Task brief: Write the listing out again in full. Every character must match.
"""
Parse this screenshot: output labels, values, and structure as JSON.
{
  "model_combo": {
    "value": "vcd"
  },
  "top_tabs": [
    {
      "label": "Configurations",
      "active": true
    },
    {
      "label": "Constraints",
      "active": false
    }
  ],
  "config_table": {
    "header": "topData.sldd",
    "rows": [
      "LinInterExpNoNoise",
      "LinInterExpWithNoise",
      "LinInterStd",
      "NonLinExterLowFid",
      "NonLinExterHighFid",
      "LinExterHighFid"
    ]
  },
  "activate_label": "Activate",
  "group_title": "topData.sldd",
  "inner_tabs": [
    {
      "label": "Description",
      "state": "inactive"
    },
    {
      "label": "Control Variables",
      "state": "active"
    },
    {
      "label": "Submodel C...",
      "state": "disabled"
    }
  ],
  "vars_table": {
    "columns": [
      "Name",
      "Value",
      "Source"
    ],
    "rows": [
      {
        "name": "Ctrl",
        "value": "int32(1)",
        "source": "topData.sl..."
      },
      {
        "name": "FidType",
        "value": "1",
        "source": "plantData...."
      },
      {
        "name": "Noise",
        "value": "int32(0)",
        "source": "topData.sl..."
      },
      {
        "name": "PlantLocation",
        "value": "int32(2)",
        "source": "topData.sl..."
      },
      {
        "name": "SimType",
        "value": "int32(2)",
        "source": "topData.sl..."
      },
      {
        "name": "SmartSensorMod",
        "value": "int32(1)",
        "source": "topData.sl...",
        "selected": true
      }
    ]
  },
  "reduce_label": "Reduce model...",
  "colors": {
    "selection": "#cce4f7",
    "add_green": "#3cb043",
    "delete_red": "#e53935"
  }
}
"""
Solution for this problem:
Parse this screenshot: output labels, values, and structure as JSON.
{
  "model_combo": {
    "value": "vcd"
  },
  "top_tabs": [
    {
      "label": "Configurations",
      "active": true
    },
    {
      "label": "Constraints",
      "active": false
    }
  ],
  "config_table": {
    "header": "topData.sldd",
    "rows": [
      "LinInterExpNoNoise",
      "LinInterExpWithNoise",
      "LinInterStd",
      "NonLinExterLowFid",
      "NonLinExterHighFid",
      "LinExterHighFid"
    ]
  },
  "activate_label": "Activate",
  "group_title": "topData.sldd",
  "inner_tabs": [
    {
      "label": "Description",
      "state": "inactive"
    },
    {
      "label": "Control Variables",
      "state": "active"
    },
    {
      "label": "Submodel C...",
      "state": "disabled"
    }
  ],
  "vars_table": {
    "columns": [
      "Name",
      "Value",
      "Source"
    ],
    "rows": [
      {
        "name": "Ctrl",
        "value": "int32(1)",
        "source": "topData.sl..."
      },
      {
        "name": "FidType",
        "value": "1",
        "source": "plantData...."
      },
      {
        "name": "Noise",
        "value": "int32(0)",
        "source": "topData.sl..."
      },
      {
        "name": "PlantLocation",
        "value": "int32(2)",
        "source": "topData.sl..."
      },
      {
        "name": "SimType",
        "value": "int32(2)",
        "source": "topData.sl..."
      },
      {
        "name": "SmartSensorMod",
        "value": "int32(1)",
        "source": "topData.sl...",
        "selected": true
      }
    ]
  },
  "reduce_label": "Reduce model...",
  "colors": {
    "selection": "#cce4f7",
    "add_green": "#3cb043",
    "delete_red": "#e53935"
  }
}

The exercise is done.